From the barn, we continue north past vast fields of golden grassland, more rimrock, and buttes and canyons. Eventually we rejoin our morning route and return to Crane Hot Springs. The skies have actually cleared off more and clouds are hard to find! It will be another cold clear night!
We relax for a short bit and then head out to the pond for a dip in the warm water. The place is busier than yesterday – more in the RV part, although the rest of the cabins appear empty. Maybe just some groups using the springs on a day pass too. We are in the pond when the sun goes down and watch the purple glow appear on the eastern ridges opposite, all through the misty steam of the water. Have to wait abit at the end to get one of the showers – one of the downsides to this spot!
Back to cabin to finish off the crab for dinner, plus more cheese, bread, and vino! A relaxing evening reading and not much more. I finish a second book! I think Rick finishes one as well.

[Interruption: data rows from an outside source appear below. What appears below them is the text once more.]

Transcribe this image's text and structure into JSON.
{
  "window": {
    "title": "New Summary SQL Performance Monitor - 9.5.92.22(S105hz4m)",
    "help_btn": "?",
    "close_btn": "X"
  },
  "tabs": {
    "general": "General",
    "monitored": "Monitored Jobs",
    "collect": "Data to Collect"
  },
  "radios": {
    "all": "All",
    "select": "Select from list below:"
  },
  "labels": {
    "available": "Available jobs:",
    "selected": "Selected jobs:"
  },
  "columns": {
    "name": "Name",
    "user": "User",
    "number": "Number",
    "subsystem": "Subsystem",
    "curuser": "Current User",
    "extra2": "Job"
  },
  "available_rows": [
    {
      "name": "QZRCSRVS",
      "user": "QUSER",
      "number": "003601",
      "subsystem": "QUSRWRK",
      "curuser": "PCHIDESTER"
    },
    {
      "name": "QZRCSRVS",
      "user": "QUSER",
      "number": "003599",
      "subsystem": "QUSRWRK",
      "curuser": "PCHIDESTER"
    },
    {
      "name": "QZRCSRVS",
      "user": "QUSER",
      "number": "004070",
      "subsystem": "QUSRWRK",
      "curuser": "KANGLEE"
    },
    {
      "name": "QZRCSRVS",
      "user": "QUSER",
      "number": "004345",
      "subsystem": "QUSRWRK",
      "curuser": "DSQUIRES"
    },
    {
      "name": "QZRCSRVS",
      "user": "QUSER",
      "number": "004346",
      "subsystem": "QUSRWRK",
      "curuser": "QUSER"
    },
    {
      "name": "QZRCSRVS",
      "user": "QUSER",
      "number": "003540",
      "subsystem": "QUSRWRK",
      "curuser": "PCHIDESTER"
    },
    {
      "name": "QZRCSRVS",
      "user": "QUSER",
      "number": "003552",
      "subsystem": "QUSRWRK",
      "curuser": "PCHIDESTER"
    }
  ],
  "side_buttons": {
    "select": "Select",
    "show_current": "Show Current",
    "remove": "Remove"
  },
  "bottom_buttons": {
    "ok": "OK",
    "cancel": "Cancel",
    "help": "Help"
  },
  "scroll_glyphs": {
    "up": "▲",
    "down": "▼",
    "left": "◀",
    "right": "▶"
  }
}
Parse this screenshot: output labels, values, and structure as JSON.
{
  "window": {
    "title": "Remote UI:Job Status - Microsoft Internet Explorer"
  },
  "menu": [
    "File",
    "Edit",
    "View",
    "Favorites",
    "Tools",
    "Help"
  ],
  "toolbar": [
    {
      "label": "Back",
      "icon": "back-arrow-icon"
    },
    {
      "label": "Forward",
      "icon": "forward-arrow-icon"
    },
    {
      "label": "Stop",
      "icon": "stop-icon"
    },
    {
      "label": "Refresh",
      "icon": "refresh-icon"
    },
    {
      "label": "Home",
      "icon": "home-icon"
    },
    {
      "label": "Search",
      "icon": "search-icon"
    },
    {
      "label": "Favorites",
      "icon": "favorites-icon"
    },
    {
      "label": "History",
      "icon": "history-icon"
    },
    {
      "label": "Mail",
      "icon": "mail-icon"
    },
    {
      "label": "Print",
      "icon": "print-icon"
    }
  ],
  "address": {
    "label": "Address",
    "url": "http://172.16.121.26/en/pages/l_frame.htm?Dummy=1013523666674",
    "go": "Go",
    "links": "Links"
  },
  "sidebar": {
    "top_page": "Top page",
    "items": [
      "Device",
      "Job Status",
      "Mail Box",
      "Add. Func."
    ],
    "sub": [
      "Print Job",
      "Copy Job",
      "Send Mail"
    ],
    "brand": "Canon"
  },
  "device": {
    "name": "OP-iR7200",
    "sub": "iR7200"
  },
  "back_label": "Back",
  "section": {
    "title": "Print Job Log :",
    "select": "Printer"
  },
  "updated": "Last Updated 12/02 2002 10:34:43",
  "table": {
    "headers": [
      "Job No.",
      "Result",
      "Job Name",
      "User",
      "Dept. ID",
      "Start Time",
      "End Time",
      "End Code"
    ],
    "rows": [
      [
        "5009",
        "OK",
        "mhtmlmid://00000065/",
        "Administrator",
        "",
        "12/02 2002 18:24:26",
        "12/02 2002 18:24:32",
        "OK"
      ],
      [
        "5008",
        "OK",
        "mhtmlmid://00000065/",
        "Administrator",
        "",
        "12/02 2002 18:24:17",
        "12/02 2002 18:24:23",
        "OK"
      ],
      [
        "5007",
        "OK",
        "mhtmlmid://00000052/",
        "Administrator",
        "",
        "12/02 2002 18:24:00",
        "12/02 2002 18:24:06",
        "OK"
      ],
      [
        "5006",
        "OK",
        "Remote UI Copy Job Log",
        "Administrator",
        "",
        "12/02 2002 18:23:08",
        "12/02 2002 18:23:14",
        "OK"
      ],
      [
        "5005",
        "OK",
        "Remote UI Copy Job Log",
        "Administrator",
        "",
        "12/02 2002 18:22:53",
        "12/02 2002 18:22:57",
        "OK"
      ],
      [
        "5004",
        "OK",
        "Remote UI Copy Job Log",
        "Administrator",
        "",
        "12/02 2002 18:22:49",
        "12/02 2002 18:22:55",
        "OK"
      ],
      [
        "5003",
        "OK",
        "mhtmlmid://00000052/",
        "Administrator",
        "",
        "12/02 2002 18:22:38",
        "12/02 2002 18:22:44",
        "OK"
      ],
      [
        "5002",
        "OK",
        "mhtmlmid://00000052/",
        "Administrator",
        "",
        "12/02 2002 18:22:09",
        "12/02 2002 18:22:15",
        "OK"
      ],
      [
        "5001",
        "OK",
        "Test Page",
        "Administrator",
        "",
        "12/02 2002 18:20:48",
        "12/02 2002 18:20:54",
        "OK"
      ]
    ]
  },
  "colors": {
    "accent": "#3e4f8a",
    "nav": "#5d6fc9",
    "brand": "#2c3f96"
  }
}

We really should start checking into brands of mattresses when we sleep really well in a place. This bed was good. Sound night’s sleep!
Saturday, November 13:
|Rising sun on Saturday morning.|
The skies are cloudy, gray, and COLD this morning. Rick had to scrape a little frost off the windows before we could leave. But….we can see the Steens Mountain in the distance again!
Enroute home by 9, stopping Burns long enough to pick up a little gas. Both of us are fighting the sleepies the whole way home, but we make it safely around 12:30 pm.
A fun get-away into some new territory. We will definitely put it on a spring trip itinerary when the birds are more abundant!
Click HERE to view more pictures from our trip.